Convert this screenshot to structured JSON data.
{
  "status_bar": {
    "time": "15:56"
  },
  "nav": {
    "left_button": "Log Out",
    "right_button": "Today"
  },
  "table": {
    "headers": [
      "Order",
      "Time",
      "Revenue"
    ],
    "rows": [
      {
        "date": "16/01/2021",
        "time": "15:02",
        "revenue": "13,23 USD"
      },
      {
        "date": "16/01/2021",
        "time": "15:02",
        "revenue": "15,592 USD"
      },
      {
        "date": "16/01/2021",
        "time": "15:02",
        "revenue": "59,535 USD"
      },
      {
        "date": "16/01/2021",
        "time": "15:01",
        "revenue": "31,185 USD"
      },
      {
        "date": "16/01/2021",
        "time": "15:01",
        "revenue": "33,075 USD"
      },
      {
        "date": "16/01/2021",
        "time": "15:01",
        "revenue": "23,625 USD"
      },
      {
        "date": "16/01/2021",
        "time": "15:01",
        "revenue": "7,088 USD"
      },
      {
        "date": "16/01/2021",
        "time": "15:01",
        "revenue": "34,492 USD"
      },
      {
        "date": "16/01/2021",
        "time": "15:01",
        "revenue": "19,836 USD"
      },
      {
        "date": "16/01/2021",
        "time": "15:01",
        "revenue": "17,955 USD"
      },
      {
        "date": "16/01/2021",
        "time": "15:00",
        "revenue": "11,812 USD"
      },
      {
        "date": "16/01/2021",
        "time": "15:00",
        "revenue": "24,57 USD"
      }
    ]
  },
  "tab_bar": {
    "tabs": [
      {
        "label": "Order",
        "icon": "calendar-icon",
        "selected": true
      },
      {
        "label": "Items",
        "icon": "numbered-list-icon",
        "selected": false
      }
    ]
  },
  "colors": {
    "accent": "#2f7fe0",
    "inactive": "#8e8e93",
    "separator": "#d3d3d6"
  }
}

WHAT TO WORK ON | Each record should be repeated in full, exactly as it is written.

FINAL ANSWER |
Convert this screenshot to structured JSON data.
{
  "status_bar": {
    "time": "15:56"
  },
  "nav": {
    "left_button": "Log Out",
    "right_button": "Today"
  },
  "table": {
    "headers": [
      "Order",
      "Time",
      "Revenue"
    ],
    "rows": [
      {
        "date": "16/01/2021",
        "time": "15:02",
        "revenue": "13,23 USD"
      },
      {
        "date": "16/01/2021",
        "time": "15:02",
        "revenue": "15,592 USD"
      },
      {
        "date": "16/01/2021",
        "time": "15:02",
        "revenue": "59,535 USD"
      },
      {
        "date": "16/01/2021",
        "time": "15:01",
        "revenue": "31,185 USD"
      },
      {
        "date": "16/01/2021",
        "time": "15:01",
        "revenue": "33,075 USD"
      },
      {
        "date": "16/01/2021",
        "time": "15:01",
        "revenue": "23,625 USD"
      },
      {
        "date": "16/01/2021",
        "time": "15:01",
        "revenue": "7,088 USD"
      },
      {
        "date": "16/01/2021",
        "time": "15:01",
        "revenue": "34,492 USD"
      },
      {
        "date": "16/01/2021",
        "time": "15:01",
        "revenue": "19,836 USD"
      },
      {
        "date": "16/01/2021",
        "time": "15:01",
        "revenue": "17,955 USD"
      },
      {
        "date": "16/01/2021",
        "time": "15:00",
        "revenue": "11,812 USD"
      },
      {
        "date": "16/01/2021",
        "time": "15:00",
        "revenue": "24,57 USD"
      }
    ]
  },
  "tab_bar": {
    "tabs": [
      {
        "label": "Order",
        "icon": "calendar-icon",
        "selected": true
      },
      {
        "label": "Items",
        "icon": "numbered-list-icon",
        "selected": false
      }
    ]
  },
  "colors": {
    "accent": "#2f7fe0",
    "inactive": "#8e8e93",
    "separator": "#d3d3d6"
  }
}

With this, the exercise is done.